More prosaically, the dominance was also partly a result of the logistical difficulties of bringing together a broader representation of international technical expertise during the war. 9 In the case of the United Nations, the preparatory conference was limited to the ‘Big Four’ at Dunbarton Oaks. 10 The third feature was the extraordinary ambition of the officials in the US and the UK. 12 Most of the bodies discussed came into being, albeit in modified form. 9 Professor Raymond Mikesell, then a key member of White’s team, commented later in a memoir that Bretton Woods was only a ‘drafting meeting’ and that, ‘the commissions and committees at Bretton Woods presented a façade of democratic procedure, but the outcome had been largely predetermined by the US and UK delegations’ (Mikesell 1994: 34).
One model centres on bodies with a universal membership whose form and functions rest on international treaties. In the discussion below it is labelled the ‘classic’ model because it reflects the kind of body that the original architects of the post war system envisaged. The other model is network based and relies on much less formal rule-making techniques. 1 Jepperson (1991: 145) defines an institution as ‘a social order or pattern that has attained a certain state or property’. He distinguishes between three carriers – a formal organisation (the sense used in this chapter) a regime of codified rules and a culture of customary rules.

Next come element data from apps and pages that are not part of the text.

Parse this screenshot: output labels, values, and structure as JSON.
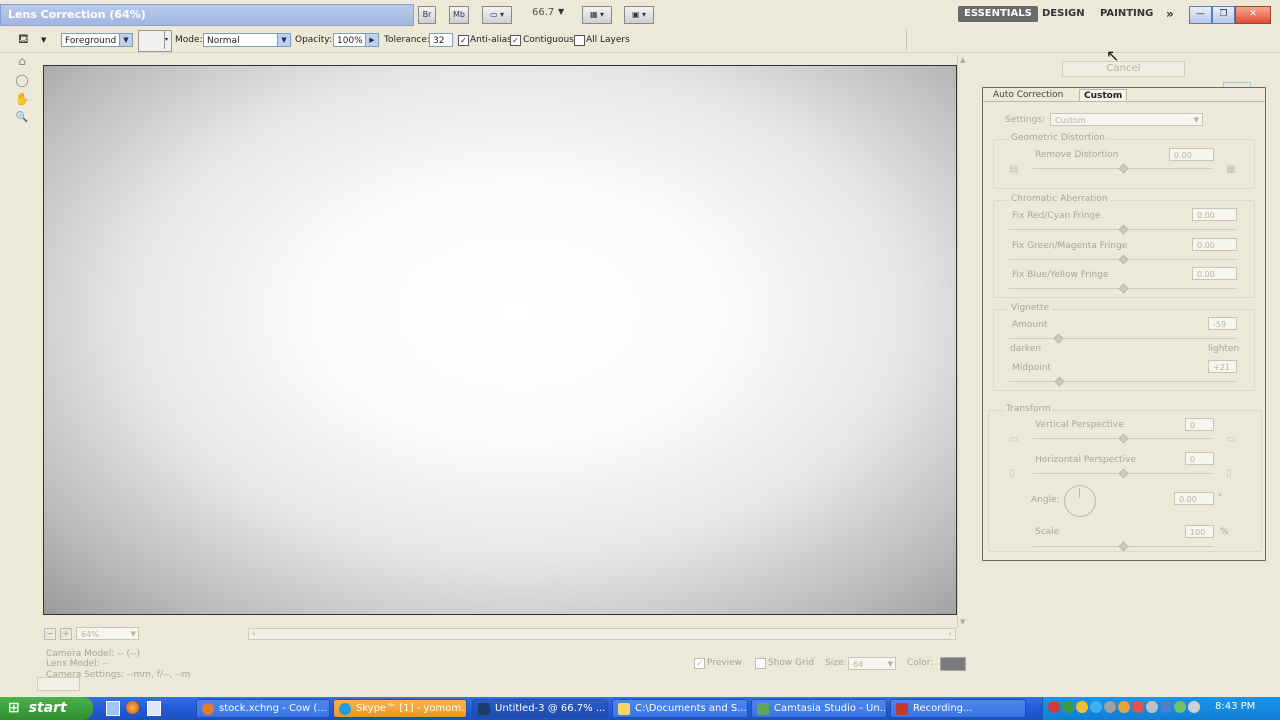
{
  "window": {
    "title": "Lens Correction (64%)",
    "bridge_btn": "Br",
    "minibridge_btn": "Mb",
    "zoom_value": "66.7",
    "workspaces": [
      "ESSENTIALS",
      "DESIGN",
      "PAINTING"
    ],
    "more_ws": "»",
    "controls": {
      "min": "—",
      "restore": "❐",
      "close": "✕"
    }
  },
  "options_bar": {
    "fill_source": "Foreground",
    "mode_label": "Mode:",
    "mode_value": "Normal",
    "opacity_label": "Opacity:",
    "opacity_value": "100%",
    "tolerance_label": "Tolerance:",
    "tolerance_value": "32",
    "anti_alias": "Anti-alias",
    "contiguous": "Contiguous",
    "all_layers": "All Layers"
  },
  "tools": {
    "a": "⌂",
    "b": "◯",
    "c": "✋",
    "d": "🔍"
  },
  "canvas_footer": {
    "zoom": "64%",
    "camera_model": "Camera Model: -- (--)",
    "lens_model": "Lens Model: --",
    "camera_settings": "Camera Settings: --mm, f/--, --m",
    "preview": "Preview",
    "show_grid": "Show Grid",
    "size_label": "Size:",
    "size_value": "64",
    "color_label": "Color:",
    "grid_color": "#7b7b7b"
  },
  "dialog": {
    "cancel": "Cancel",
    "tabs": [
      "Auto Correction",
      "Custom"
    ],
    "settings_label": "Settings:",
    "settings_value": "Custom",
    "geometric": {
      "title": "Geometric Distortion",
      "remove_distortion_label": "Remove Distortion",
      "remove_distortion_value": "0.00"
    },
    "chromatic": {
      "title": "Chromatic Aberration",
      "red_cyan_label": "Fix Red/Cyan Fringe",
      "red_cyan_value": "0.00",
      "green_magenta_label": "Fix Green/Magenta Fringe",
      "green_magenta_value": "0.00",
      "blue_yellow_label": "Fix Blue/Yellow Fringe",
      "blue_yellow_value": "0.00"
    },
    "vignette": {
      "title": "Vignette",
      "amount_label": "Amount",
      "amount_value": "-59",
      "darken": "darken",
      "lighten": "lighten",
      "midpoint_label": "Midpoint",
      "midpoint_value": "+21"
    },
    "transform": {
      "title": "Transform",
      "vertical_label": "Vertical Perspective",
      "vertical_value": "0",
      "horizontal_label": "Horizontal Perspective",
      "horizontal_value": "0",
      "angle_label": "Angle:",
      "angle_value": "0.00",
      "angle_unit": "°",
      "scale_label": "Scale",
      "scale_value": "100",
      "scale_unit": "%"
    }
  },
  "taskbar": {
    "start": "start",
    "tasks": [
      "stock.xchng - Cow (...",
      "Skype™ [1] - yomom...",
      "Untitled-3 @ 66.7% ...",
      "C:\\Documents and S...",
      "Camtasia Studio - Un...",
      "Recording..."
    ],
    "clock": "8:43 PM"
  }
}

In addition, the form in which rules are transmitted from the international level where they are conceived, to the national and local level where they are applied, is equally diverse and bewildering. Moreover, in their passage from the international venue where they have been agreed, to the regional, national and local levels where they are applied, many of the rules change their nature, becoming precise where they were flexible, binding where they were exhorting ‘best practice’. It is a world that is comprehensible only to experts and specialists.